Duster bolsters his conclusions by drawing from previously published research on race and health risks. Findings published in the journal BMC Medicine, he writes, show that blacks from Africa, the Caribbean, and the United States show less disparity in hypertension rates than do whites from Europe, the United States, and Canada. The study also concluded that differences in hypertension rates between light-skinned African Americans and dark-skinned African Americans was attributed to the latter group having less access to medical and other resources in the United States.

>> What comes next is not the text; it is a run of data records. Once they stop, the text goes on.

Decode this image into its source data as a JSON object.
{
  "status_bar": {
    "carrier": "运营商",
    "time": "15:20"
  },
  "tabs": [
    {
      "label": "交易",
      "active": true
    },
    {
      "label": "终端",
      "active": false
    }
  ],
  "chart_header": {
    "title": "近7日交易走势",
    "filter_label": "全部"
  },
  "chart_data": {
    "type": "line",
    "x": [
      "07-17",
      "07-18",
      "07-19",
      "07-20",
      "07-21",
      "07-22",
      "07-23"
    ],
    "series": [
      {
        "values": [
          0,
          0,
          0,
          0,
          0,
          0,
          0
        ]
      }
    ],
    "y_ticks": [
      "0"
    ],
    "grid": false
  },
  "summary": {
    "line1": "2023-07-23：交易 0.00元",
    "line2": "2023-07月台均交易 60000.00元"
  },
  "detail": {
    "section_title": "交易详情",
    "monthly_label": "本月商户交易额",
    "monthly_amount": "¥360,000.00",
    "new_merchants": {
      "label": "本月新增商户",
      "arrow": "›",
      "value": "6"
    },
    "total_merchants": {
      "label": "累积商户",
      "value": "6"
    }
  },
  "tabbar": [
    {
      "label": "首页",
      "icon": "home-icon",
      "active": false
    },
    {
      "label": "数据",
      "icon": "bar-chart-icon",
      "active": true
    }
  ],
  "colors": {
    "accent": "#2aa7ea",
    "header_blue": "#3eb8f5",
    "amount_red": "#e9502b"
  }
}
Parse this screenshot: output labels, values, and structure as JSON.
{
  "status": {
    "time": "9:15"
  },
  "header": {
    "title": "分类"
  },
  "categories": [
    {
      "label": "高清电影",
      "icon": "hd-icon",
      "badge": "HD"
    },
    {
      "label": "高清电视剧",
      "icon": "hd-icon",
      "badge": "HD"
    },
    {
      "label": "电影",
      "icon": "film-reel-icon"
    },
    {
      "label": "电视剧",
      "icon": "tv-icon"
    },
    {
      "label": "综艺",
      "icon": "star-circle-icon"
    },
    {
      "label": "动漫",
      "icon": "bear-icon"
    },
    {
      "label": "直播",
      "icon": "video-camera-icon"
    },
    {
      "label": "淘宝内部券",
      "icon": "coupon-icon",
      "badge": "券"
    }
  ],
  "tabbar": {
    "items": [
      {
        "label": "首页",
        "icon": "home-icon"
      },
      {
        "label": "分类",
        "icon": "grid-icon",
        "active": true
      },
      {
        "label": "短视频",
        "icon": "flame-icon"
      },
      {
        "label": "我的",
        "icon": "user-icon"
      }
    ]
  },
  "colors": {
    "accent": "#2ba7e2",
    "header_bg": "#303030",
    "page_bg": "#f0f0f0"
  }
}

"The ability to use genomic knowledge to deliver effective pharmaceuticals more safely to special subpopulations that have some functional genetic markers holds promise," Duster writes. "If the FDA approves BiDil, it should do so only under the condition that further research be conducted to find the markers that have the actual functional association with drug responsiveness, thus assuring that the drug be approved for everyone with those markers, regardless of their ancestry or of their ancestral informative markers."